Skip to main content

Verified by Psychology Today


One Way to Create Good Habits that Actually Stick

Why you should use situational cues when planning for the future.

Key points

  • Research suggests that thinking about performing a certain behavior in a certain situation, and mentally linking the two, can create new habits.
  • Strategically linking an intention to a situation can help people remember that intention.
  • People high on the personality dimension of conscientiousness are particularly good at executing this type of if-then thinking.
Drew Beamer / Unsplash
Source: Drew Beamer / Unsplash

A new study published in PLOS ONE explains how one can make long-term behavioral changes by using ‘if-then’ action planning instead of relying purely on motivation or willpower.

“Habits result from repeated past experiences of executing a specific behavior in a particular situation,” says psychologist Torsten Martiny-Huenger from UiT The Arctic University of Norway. “An open question, however, is how novel behaviors become habits. We do not have the prior experiences that make them habitual. So, how are they formed?”

The researchers hypothesized that people create new habits by thinking about performing a certain behavior in a certain situation — in other words, by creating stimulus-response links in thought.

According to Martiny-Huenger, people usually take one of three approaches when executing an action intended for the future. Here’s an example:

Suppose you agree to do a friend a favor — for example, sending a web address that you have as a bookmark on your home computer. You can’t access the bookmark right away. How are you able to complete the task some hours later? Here are three possibilities:

  1. The first approach is to verbally repeat it to yourself continuously (i.e., keep it active in working memory). However, given the many demands of our daily life, it is unlikely that we can remain focused in such a way for a prolonged amount of time.
  2. Researchers in prospective memory provide another possible mechanism. They suggest that such an intention (sending the bookmark later) activates a monitoring process that we are only minimally aware of. However, it is hard to test whether a subconscious monitoring process exists or not.
  3. The third alternative depends on the brain’s ability to form associative links. The intention to send the web address may be linked to a situational cue. For example, while reading emails on your home computer, the friend may be referred to in one of the emails (situational cue). This cue then triggers the recollection of having to send the bookmark.

The authors found evidence to suggest that the third possibility is the primary method through which memories are prompted and new habits are formed. Furthermore, they suggest this method can be used strategically by people to improve memory and habit formation.

For example, when receiving the web address request, one can think repeatedly, “the next time I start my home computer, I’ll first send my friend the web address.” Instead of relying on some coincidence to remind one about the intention, one can strategically link the intention to a situation.

“Research indicates that making such if-then plans — which are nothing more than verbal situation-response links — facilitate remembering,” explains Martiny-Huenger.
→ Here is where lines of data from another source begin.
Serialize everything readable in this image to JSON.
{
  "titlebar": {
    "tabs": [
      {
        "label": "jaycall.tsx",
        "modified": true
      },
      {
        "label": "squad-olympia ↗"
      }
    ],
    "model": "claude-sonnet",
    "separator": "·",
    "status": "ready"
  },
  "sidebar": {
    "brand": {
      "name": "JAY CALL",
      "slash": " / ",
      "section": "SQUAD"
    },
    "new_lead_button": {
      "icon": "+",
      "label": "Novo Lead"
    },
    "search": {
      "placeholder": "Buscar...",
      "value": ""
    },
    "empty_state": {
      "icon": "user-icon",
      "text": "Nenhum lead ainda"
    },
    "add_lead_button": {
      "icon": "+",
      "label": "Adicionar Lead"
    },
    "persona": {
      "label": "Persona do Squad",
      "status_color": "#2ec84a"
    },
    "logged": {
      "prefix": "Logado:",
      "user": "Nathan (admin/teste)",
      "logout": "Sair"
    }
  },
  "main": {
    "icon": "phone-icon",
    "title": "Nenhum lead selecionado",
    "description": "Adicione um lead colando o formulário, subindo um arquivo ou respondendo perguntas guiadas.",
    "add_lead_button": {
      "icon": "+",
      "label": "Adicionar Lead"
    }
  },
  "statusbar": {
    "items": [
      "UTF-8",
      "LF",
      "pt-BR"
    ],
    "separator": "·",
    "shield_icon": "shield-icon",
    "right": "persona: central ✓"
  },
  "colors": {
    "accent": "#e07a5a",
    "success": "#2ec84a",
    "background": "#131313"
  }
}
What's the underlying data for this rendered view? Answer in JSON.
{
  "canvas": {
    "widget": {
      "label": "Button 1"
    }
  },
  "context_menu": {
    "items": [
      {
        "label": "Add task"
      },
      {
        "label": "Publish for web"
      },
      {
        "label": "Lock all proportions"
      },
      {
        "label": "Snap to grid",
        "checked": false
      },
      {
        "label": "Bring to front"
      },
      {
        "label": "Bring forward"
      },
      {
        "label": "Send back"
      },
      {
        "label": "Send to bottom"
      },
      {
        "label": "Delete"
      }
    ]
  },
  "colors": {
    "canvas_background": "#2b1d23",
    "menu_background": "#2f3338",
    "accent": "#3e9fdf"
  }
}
The researchers also found that people high on the personality dimension of conscientiousness were particularly good at executing this type of if-then thinking. This is not terribly surprising, according to Martiny-Huenger, as conscientiousness is characterized by habitual planning behaviors like making lists and using a calendar.

“Our interpretation of this result is that thinking in a situation-response format is one of the cognitive procedures that conscientious people are habitually doing,” says Martiny-Huenger. “This intuitive use of a beneficial strategy contributes to being more successful in day-to-day self-regulation.”

From a practical perspective, when dealing with behaviors we cannot execute right away, the authors advise people to rely less on motivation and willpower and more on associative cues.

“The practical advice is to link the intended behavior to situational cues that provide good opportunities to initiate them,” says Martiny-Huenger. “When you want to get a little more physically active, for instance, then repeatedly think to yourself, ‘When I’m waiting in front of the elevator, I’ll turn around and use the stairs.’ Such if-then planning is not magic and it will not lead to successfully implementing the intended behavior every time, but it will increase the likelihood of completing them.”


Martiny-Huenger, Torsten (Interview). One tip you can use to form long-term good habits., April 1st, 2022.

More from Mark Travers Ph.D.
More from Psychology Today